There are several potential problems with a carbon tax, but each can be addressed. First, while it receives high marks on efficiency criteria when looking at the United States in isolation, a carbon tax could hurt the country if other nations do not adopt similar measures. Robert Stavins of Harvard notes that the largest efficiency gains would come in the form of internationally harmonized climate policies. While the United States is one of the largest per capita emitters of carbon dioxide, China is the largest overall emitter, and the European Union makes a significant contribution as well. Therefore, enacting a program that would lead to better cooperation with other countries and reduce emissions across the world would more effectively deal with the well-known problems brought about by climate change, such as rising sea levels and higher frequency of extreme temperatures. In addition, there are ways to deal with competitiveness issues, including border carbon adjustments, the reduction of other regulations that could accompany a carbon tax, or lower corporate tax rates.
Second, the tax can have a negative impact on low-income households that use most of their income for consumption. Nevertheless, this regressivity could be offset in a number of ways, including refundable income or payroll tax credits.
The politics of the carbon tax are not easy. Conservative opposition to a climate-related tax, or any new tax, should not be understated. More than 160 members of Congress have signed the “No Climate Tax” pledge, opposing carbon tax increases that are not fully offset by other tax cuts.

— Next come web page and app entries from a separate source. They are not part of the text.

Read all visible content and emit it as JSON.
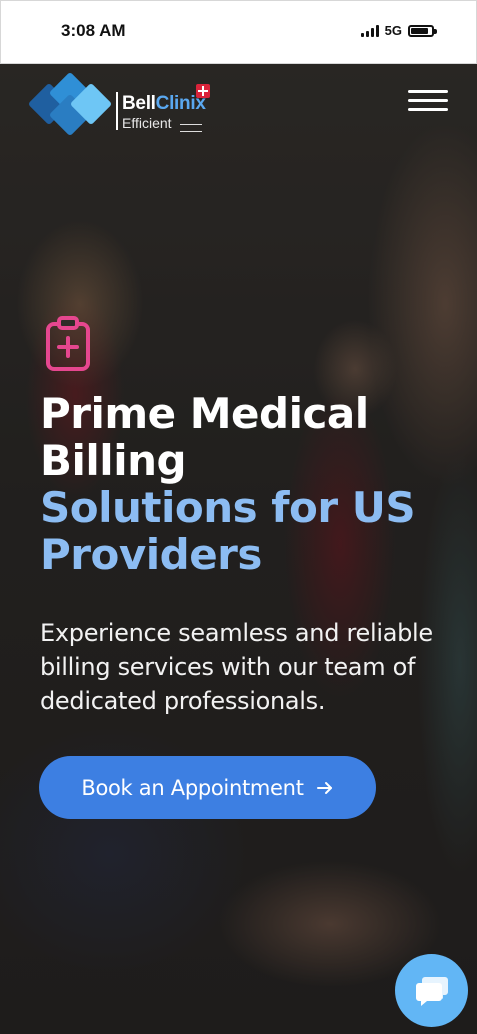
{
  "status_bar": {
    "time": "3:08 AM",
    "network": "5G",
    "battery_level": 0.76
  },
  "header": {
    "logo": {
      "brand_part1": "Bell",
      "brand_part2": "Clinix",
      "tagline": "Efficient"
    },
    "menu_icon": "hamburger-menu-icon"
  },
  "hero": {
    "icon": "clipboard-plus-icon",
    "title_line1": "Prime Medical",
    "title_line2": "Billing",
    "title_line3": "Solutions for US",
    "title_line4": "Providers",
    "description": "Experience seamless and reliable billing services with our team of dedicated professionals.",
    "cta_label": "Book an Appointment",
    "cta_icon": "arrow-right-icon"
  },
  "chat_widget": {
    "icon": "chat-bubble-icon"
  },
  "colors": {
    "accent_blue": "#3d7fe2",
    "title_blue": "#8cbcf2",
    "icon_pink": "#e5478f",
    "chat_blue": "#62b6f5",
    "brand_red": "#d9233a"
  }
}
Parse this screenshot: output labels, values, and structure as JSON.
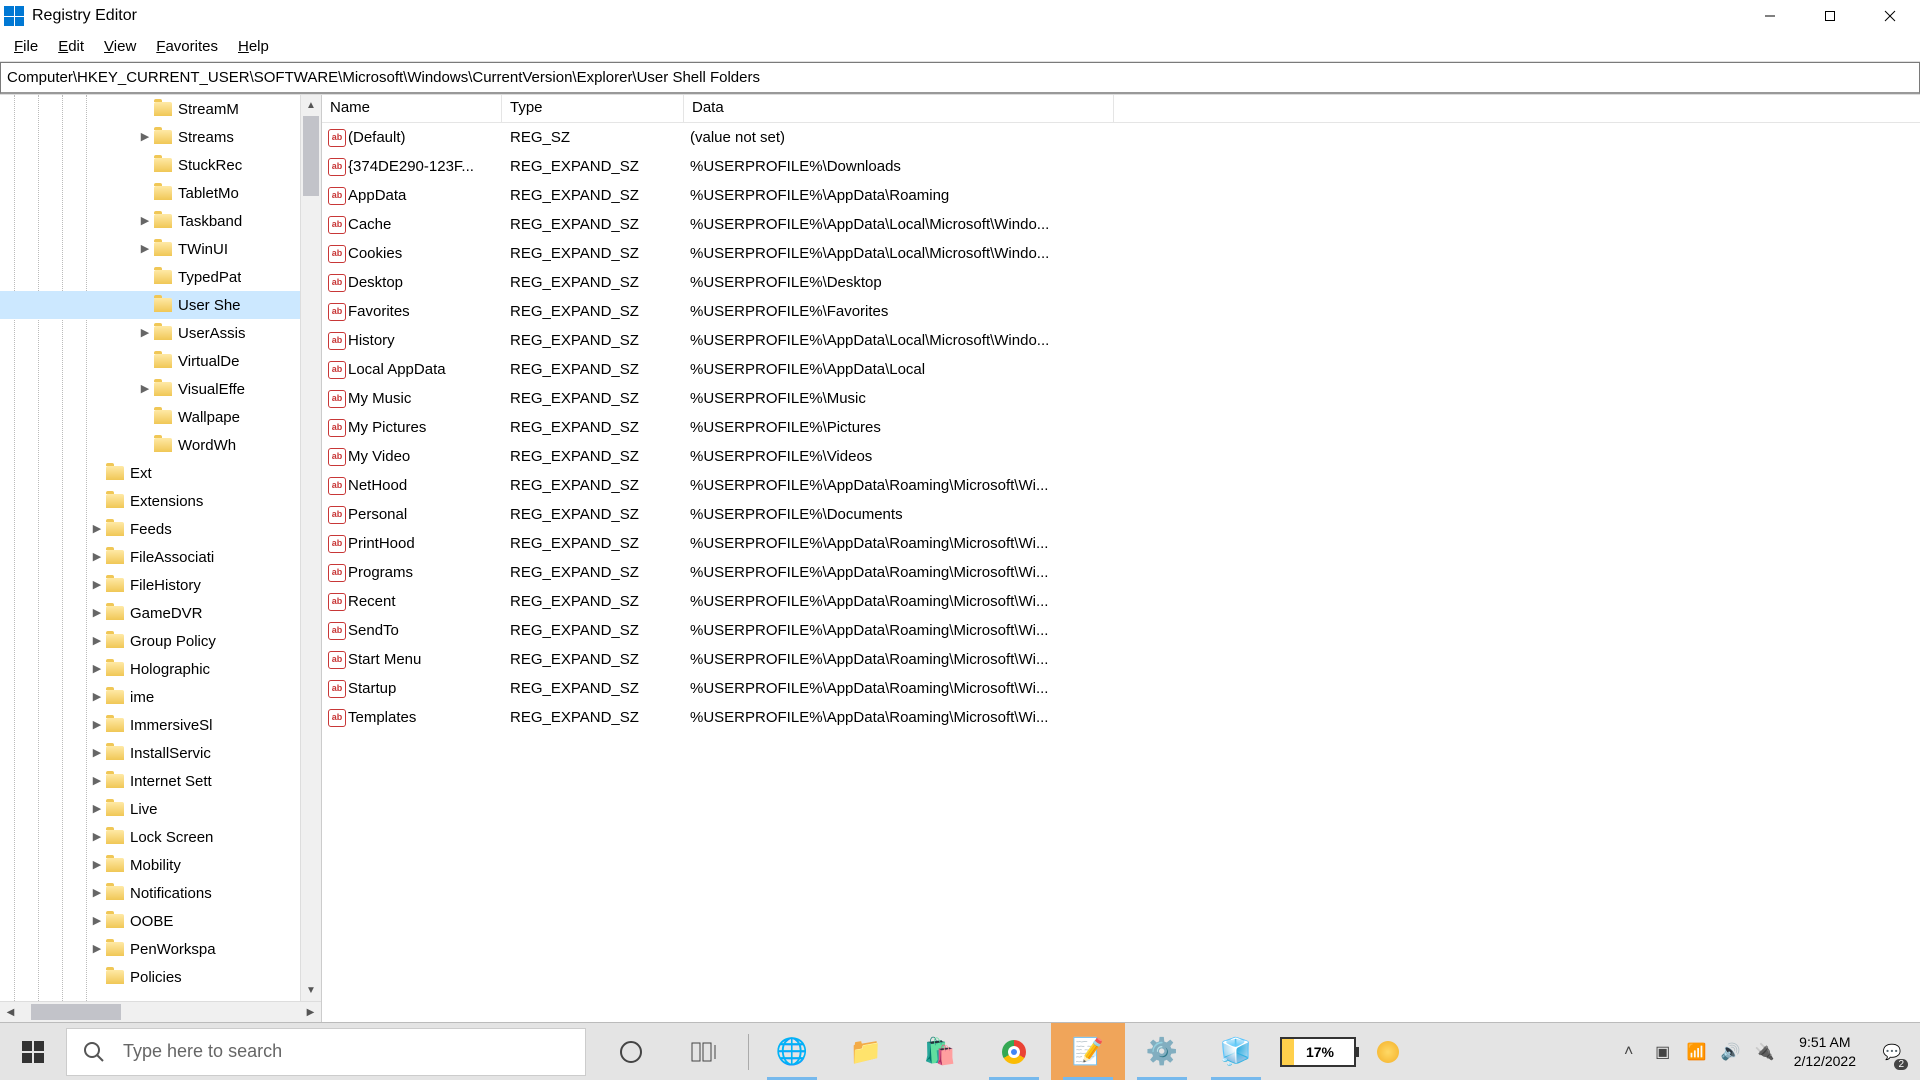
{
  "window_title": "Registry Editor",
  "menu": [
    "File",
    "Edit",
    "View",
    "Favorites",
    "Help"
  ],
  "address": "Computer\\HKEY_CURRENT_USER\\SOFTWARE\\Microsoft\\Windows\\CurrentVersion\\Explorer\\User Shell Folders",
  "tree": [
    {
      "label": "StreamM",
      "indent": 4,
      "exp": ""
    },
    {
      "label": "Streams",
      "indent": 4,
      "exp": ">"
    },
    {
      "label": "StuckRec",
      "indent": 4,
      "exp": ""
    },
    {
      "label": "TabletMo",
      "indent": 4,
      "exp": ""
    },
    {
      "label": "Taskband",
      "indent": 4,
      "exp": ">"
    },
    {
      "label": "TWinUI",
      "indent": 4,
      "exp": ">"
    },
    {
      "label": "TypedPat",
      "indent": 4,
      "exp": ""
    },
    {
      "label": "User She",
      "indent": 4,
      "exp": "",
      "selected": true
    },
    {
      "label": "UserAssis",
      "indent": 4,
      "exp": ">"
    },
    {
      "label": "VirtualDe",
      "indent": 4,
      "exp": ""
    },
    {
      "label": "VisualEffe",
      "indent": 4,
      "exp": ">"
    },
    {
      "label": "Wallpape",
      "indent": 4,
      "exp": ""
    },
    {
      "label": "WordWh",
      "indent": 4,
      "exp": ""
    },
    {
      "label": "Ext",
      "indent": 3,
      "exp": ""
    },
    {
      "label": "Extensions",
      "indent": 3,
      "exp": ""
    },
    {
      "label": "Feeds",
      "indent": 3,
      "exp": ">"
    },
    {
      "label": "FileAssociati",
      "indent": 3,
      "exp": ">"
    },
    {
      "label": "FileHistory",
      "indent": 3,
      "exp": ">"
    },
    {
      "label": "GameDVR",
      "indent": 3,
      "exp": ">"
    },
    {
      "label": "Group Policy",
      "indent": 3,
      "exp": ">"
    },
    {
      "label": "Holographic",
      "indent": 3,
      "exp": ">"
    },
    {
      "label": "ime",
      "indent": 3,
      "exp": ">"
    },
    {
      "label": "ImmersiveSl",
      "indent": 3,
      "exp": ">"
    },
    {
      "label": "InstallServic",
      "indent": 3,
      "exp": ">"
    },
    {
      "label": "Internet Sett",
      "indent": 3,
      "exp": ">"
    },
    {
      "label": "Live",
      "indent": 3,
      "exp": ">"
    },
    {
      "label": "Lock Screen",
      "indent": 3,
      "exp": ">"
    },
    {
      "label": "Mobility",
      "indent": 3,
      "exp": ">"
    },
    {
      "label": "Notifications",
      "indent": 3,
      "exp": ">"
    },
    {
      "label": "OOBE",
      "indent": 3,
      "exp": ">"
    },
    {
      "label": "PenWorkspa",
      "indent": 3,
      "exp": ">"
    },
    {
      "label": "Policies",
      "indent": 3,
      "exp": ""
    }
  ],
  "columns": {
    "name": "Name",
    "type": "Type",
    "data": "Data"
  },
  "rows": [
    {
      "name": "(Default)",
      "type": "REG_SZ",
      "data": "(value not set)"
    },
    {
      "name": "{374DE290-123F...",
      "type": "REG_EXPAND_SZ",
      "data": "%USERPROFILE%\\Downloads"
    },
    {
      "name": "AppData",
      "type": "REG_EXPAND_SZ",
      "data": "%USERPROFILE%\\AppData\\Roaming"
    },
    {
      "name": "Cache",
      "type": "REG_EXPAND_SZ",
      "data": "%USERPROFILE%\\AppData\\Local\\Microsoft\\Windo..."
    },
    {
      "name": "Cookies",
      "type": "REG_EXPAND_SZ",
      "data": "%USERPROFILE%\\AppData\\Local\\Microsoft\\Windo..."
    },
    {
      "name": "Desktop",
      "type": "REG_EXPAND_SZ",
      "data": "%USERPROFILE%\\Desktop"
    },
    {
      "name": "Favorites",
      "type": "REG_EXPAND_SZ",
      "data": "%USERPROFILE%\\Favorites"
    },
    {
      "name": "History",
      "type": "REG_EXPAND_SZ",
      "data": "%USERPROFILE%\\AppData\\Local\\Microsoft\\Windo..."
    },
    {
      "name": "Local AppData",
      "type": "REG_EXPAND_SZ",
      "data": "%USERPROFILE%\\AppData\\Local"
    },
    {
      "name": "My Music",
      "type": "REG_EXPAND_SZ",
      "data": "%USERPROFILE%\\Music"
    },
    {
      "name": "My Pictures",
      "type": "REG_EXPAND_SZ",
      "data": "%USERPROFILE%\\Pictures"
    },
    {
      "name": "My Video",
      "type": "REG_EXPAND_SZ",
      "data": "%USERPROFILE%\\Videos"
    },
    {
      "name": "NetHood",
      "type": "REG_EXPAND_SZ",
      "data": "%USERPROFILE%\\AppData\\Roaming\\Microsoft\\Wi..."
    },
    {
      "name": "Personal",
      "type": "REG_EXPAND_SZ",
      "data": "%USERPROFILE%\\Documents"
    },
    {
      "name": "PrintHood",
      "type": "REG_EXPAND_SZ",
      "data": "%USERPROFILE%\\AppData\\Roaming\\Microsoft\\Wi..."
    },
    {
      "name": "Programs",
      "type": "REG_EXPAND_SZ",
      "data": "%USERPROFILE%\\AppData\\Roaming\\Microsoft\\Wi..."
    },
    {
      "name": "Recent",
      "type": "REG_EXPAND_SZ",
      "data": "%USERPROFILE%\\AppData\\Roaming\\Microsoft\\Wi..."
    },
    {
      "name": "SendTo",
      "type": "REG_EXPAND_SZ",
      "data": "%USERPROFILE%\\AppData\\Roaming\\Microsoft\\Wi..."
    },
    {
      "name": "Start Menu",
      "type": "REG_EXPAND_SZ",
      "data": "%USERPROFILE%\\AppData\\Roaming\\Microsoft\\Wi..."
    },
    {
      "name": "Startup",
      "type": "REG_EXPAND_SZ",
      "data": "%USERPROFILE%\\AppData\\Roaming\\Microsoft\\Wi..."
    },
    {
      "name": "Templates",
      "type": "REG_EXPAND_SZ",
      "data": "%USERPROFILE%\\AppData\\Roaming\\Microsoft\\Wi..."
    }
  ],
  "taskbar": {
    "search_placeholder": "Type here to search",
    "battery": "17%",
    "time": "9:51 AM",
    "date": "2/12/2022",
    "notif_count": "2"
  }
}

In addition, it would be necessary to provide adjustment assistance for communities and workers affected by the decline in coal consumption that would occur due to higher (after-carbon-tax) prices of coal. There are precedents for this type of assistance, for example, with respect to the tobacco settlement, so it is a feasible proposition.
Moreover, one should not underestimate how difficult it will be for a new president and Congress to thread the political needle, ingeniously bringing an end to an era of partisanship and gridlock. Still, there are rays of hope. The liberal case for a carbon tax is fairly straightforward and hinges on giving incentives to clean up the environment and address climate change. But there is also a conservative case, focusing on the role of public policy to provide insurance against adverse outcomes, to get market incentives right, and to obviate more costly approaches, such as regulations, subsidies, and mandates. The carbon tax could supplant at least some regulation of greenhouse gases under the Clean Air Act, which the EPA has begun to implement and which most conservatives oppose.
Conservative leaders like George Shultz and Harvard economist Greg Mankiw have favored a carbon tax. John McCain proposed a cap-and-trade system, which can have similar economic effects to a carbon tax, more than a decade ago, and has spoken eloquently on the dangers of climate change. Some of the revenues from a carbon tax could be used to reduce corporate taxes, a proposal that may help garner conservative support.
The first year in office may well provide the best opportunity for the incoming president to influence tax policy. But history suggests that even a first-year program is not easy to enact unless the chief executive has campaigned on tax reform, and thus can claim a mandate on that issue, or has the benefit of having both houses of Congress held by his or her own party. There will continue to be disputes about the income and corporate tax well beyond 2017. In the meantime, the new president should seize the opportunity to lead the country to a carbon tax.